● What you have to do:
Your output should repeat each record below with no differences.

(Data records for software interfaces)

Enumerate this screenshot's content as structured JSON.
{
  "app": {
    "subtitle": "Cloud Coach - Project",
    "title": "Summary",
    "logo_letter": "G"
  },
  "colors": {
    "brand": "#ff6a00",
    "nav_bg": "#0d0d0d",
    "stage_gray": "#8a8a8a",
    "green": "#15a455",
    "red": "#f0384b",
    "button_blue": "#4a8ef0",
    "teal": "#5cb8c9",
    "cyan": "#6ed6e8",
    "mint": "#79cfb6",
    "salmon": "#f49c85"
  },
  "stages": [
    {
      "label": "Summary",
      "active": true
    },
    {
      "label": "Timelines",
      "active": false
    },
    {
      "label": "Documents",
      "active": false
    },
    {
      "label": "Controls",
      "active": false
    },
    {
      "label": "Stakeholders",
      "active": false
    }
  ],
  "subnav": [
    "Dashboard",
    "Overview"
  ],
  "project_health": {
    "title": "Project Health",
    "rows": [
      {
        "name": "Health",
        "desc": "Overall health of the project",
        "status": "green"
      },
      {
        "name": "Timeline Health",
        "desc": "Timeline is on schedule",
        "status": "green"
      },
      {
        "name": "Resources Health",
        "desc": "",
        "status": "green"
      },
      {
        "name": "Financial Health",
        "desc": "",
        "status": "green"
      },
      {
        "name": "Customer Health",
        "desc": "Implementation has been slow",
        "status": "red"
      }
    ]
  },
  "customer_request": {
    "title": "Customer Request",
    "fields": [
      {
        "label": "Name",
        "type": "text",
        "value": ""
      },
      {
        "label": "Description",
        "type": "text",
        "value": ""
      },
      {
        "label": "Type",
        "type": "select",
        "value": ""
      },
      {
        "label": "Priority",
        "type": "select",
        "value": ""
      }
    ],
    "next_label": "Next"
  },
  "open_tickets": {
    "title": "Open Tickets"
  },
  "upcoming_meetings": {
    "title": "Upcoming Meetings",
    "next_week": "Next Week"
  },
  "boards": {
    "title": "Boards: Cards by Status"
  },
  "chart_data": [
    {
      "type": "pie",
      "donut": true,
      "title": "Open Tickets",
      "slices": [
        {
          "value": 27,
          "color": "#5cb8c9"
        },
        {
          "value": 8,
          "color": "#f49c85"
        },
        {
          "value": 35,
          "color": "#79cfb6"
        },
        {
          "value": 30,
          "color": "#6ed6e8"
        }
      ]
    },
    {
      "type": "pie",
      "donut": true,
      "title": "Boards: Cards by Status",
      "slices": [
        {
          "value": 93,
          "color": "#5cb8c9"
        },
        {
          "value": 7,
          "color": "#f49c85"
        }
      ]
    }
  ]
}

● Answer for this exercise:
Enumerate this screenshot's content as structured JSON.
{
  "app": {
    "subtitle": "Cloud Coach - Project",
    "title": "Summary",
    "logo_letter": "G"
  },
  "colors": {
    "brand": "#ff6a00",
    "nav_bg": "#0d0d0d",
    "stage_gray": "#8a8a8a",
    "green": "#15a455",
    "red": "#f0384b",
    "button_blue": "#4a8ef0",
    "teal": "#5cb8c9",
    "cyan": "#6ed6e8",
    "mint": "#79cfb6",
    "salmon": "#f49c85"
  },
  "stages": [
    {
      "label": "Summary",
      "active": true
    },
    {
      "label": "Timelines",
      "active": false
    },
    {
      "label": "Documents",
      "active": false
    },
    {
      "label": "Controls",
      "active": false
    },
    {
      "label": "Stakeholders",
      "active": false
    }
  ],
  "subnav": [
    "Dashboard",
    "Overview"
  ],
  "project_health": {
    "title": "Project Health",
    "rows": [
      {
        "name": "Health",
        "desc": "Overall health of the project",
        "status": "green"
      },
      {
        "name": "Timeline Health",
        "desc": "Timeline is on schedule",
        "status": "green"
      },
      {
        "name": "Resources Health",
        "desc": "",
        "status": "green"
      },
      {
        "name": "Financial Health",
        "desc": "",
        "status": "green"
      },
      {
        "name": "Customer Health",
        "desc": "Implementation has been slow",
        "status": "red"
      }
    ]
  },
  "customer_request": {
    "title": "Customer Request",
    "fields": [
      {
        "label": "Name",
        "type": "text",
        "value": ""
      },
      {
        "label": "Description",
        "type": "text",
        "value": ""
      },
      {
        "label": "Type",
        "type": "select",
        "value": ""
      },
      {
        "label": "Priority",
        "type": "select",
        "value": ""
      }
    ],
    "next_label": "Next"
  },
  "open_tickets": {
    "title": "Open Tickets"
  },
  "upcoming_meetings": {
    "title": "Upcoming Meetings",
    "next_week": "Next Week"
  },
  "boards": {
    "title": "Boards: Cards by Status"
  },
  "chart_data": [
    {
      "type": "pie",
      "donut": true,
      "title": "Open Tickets",
      "slices": [
        {
          "value": 27,
          "color": "#5cb8c9"
        },
        {
          "value": 8,
          "color": "#f49c85"
        },
        {
          "value": 35,
          "color": "#79cfb6"
        },
        {
          "value": 30,
          "color": "#6ed6e8"
        }
      ]
    },
    {
      "type": "pie",
      "donut": true,
      "title": "Boards: Cards by Status",
      "slices": [
        {
          "value": 93,
          "color": "#5cb8c9"
        },
        {
          "value": 7,
          "color": "#f49c85"
        }
      ]
    }
  ]
}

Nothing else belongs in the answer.